• _Goal of the exercise_:
Where in the data below does the word "JSON" appear? Copy each line that holds it.

□ □ □ □

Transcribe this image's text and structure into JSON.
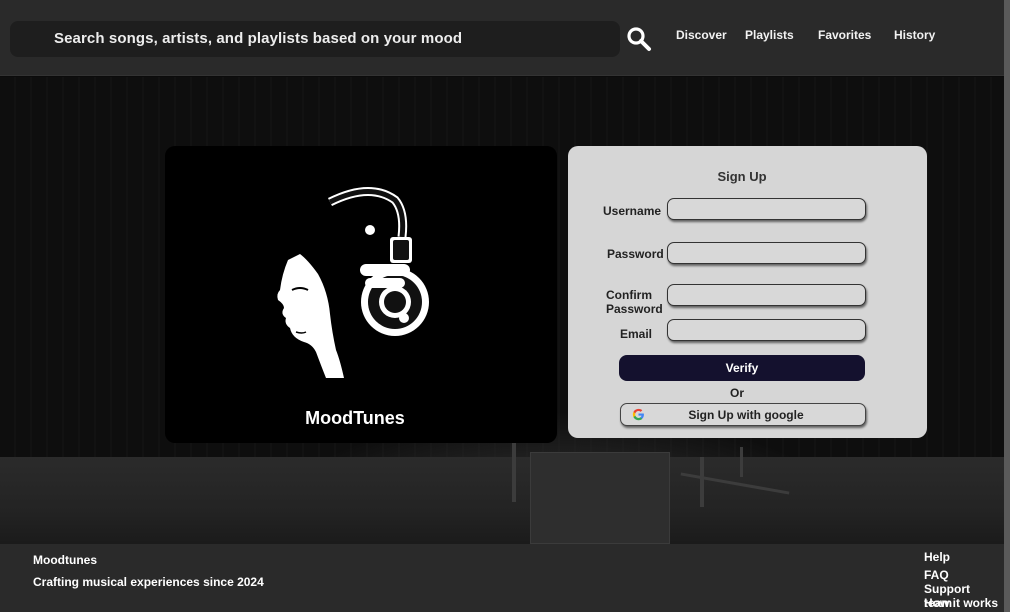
{
  "header": {
    "search": {
      "text": "Search songs, artists, and playlists based on your mood"
    },
    "search_icon": "magnifier-icon",
    "nav": [
      {
        "label": "Discover"
      },
      {
        "label": "Playlists"
      },
      {
        "label": "Favorites"
      },
      {
        "label": "History"
      }
    ]
  },
  "brand": {
    "name": "MoodTunes",
    "illustration": "woman-with-headphones-icon"
  },
  "signup": {
    "title": "Sign Up",
    "fields": [
      {
        "label": "Username",
        "value": ""
      },
      {
        "label": "Password",
        "value": ""
      },
      {
        "label": "Confirm Password",
        "value": ""
      },
      {
        "label": "Email",
        "value": ""
      }
    ],
    "verify_label": "Verify",
    "or_label": "Or",
    "google_label": "Sign Up with google",
    "google_icon": "google-g-icon"
  },
  "footer": {
    "title": "Moodtunes",
    "tagline": "Crafting musical experiences since 2024",
    "help_title": "Help",
    "help_links": [
      "FAQ",
      "Support",
      "team",
      "How it works"
    ]
  },
  "colors": {
    "header_bg": "#2a2a2a",
    "card_bg": "#d6d6d6",
    "verify_bg": "#14112e",
    "google_blue": "#4285F4",
    "google_red": "#EA4335",
    "google_yellow": "#FBBC05",
    "google_green": "#34A853"
  }
}
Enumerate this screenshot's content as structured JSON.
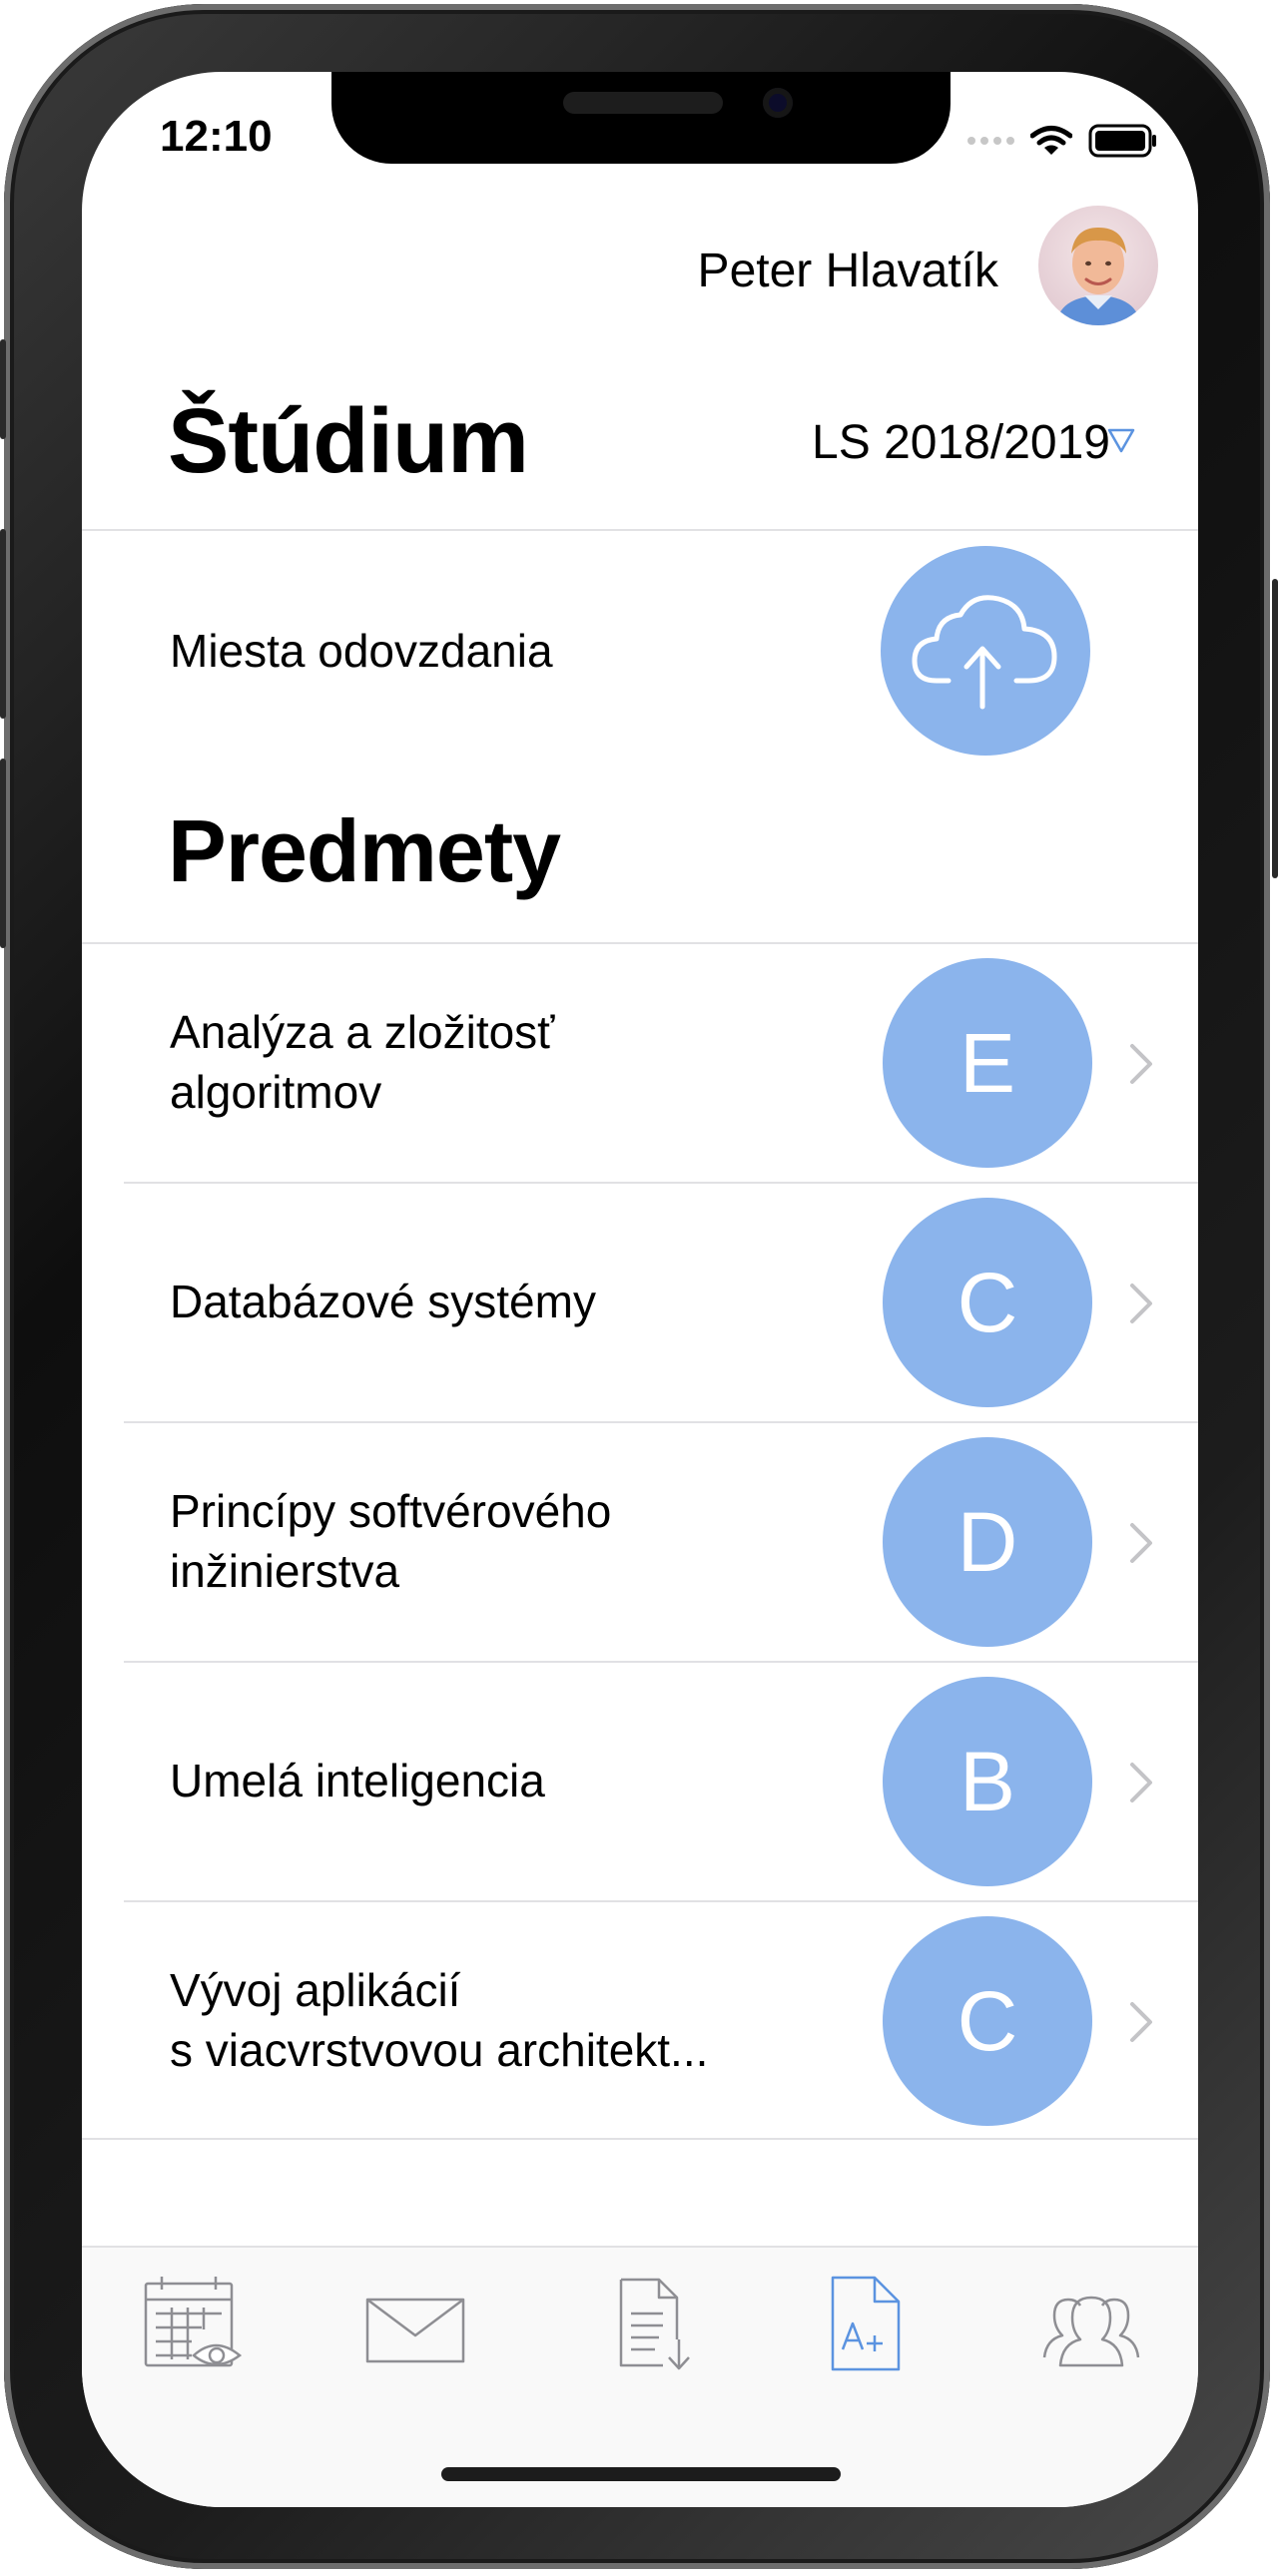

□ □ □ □

• _Answer below_:
Transcribe this image's text and structure into JSON.
Enumerate this screenshot's content as structured JSON.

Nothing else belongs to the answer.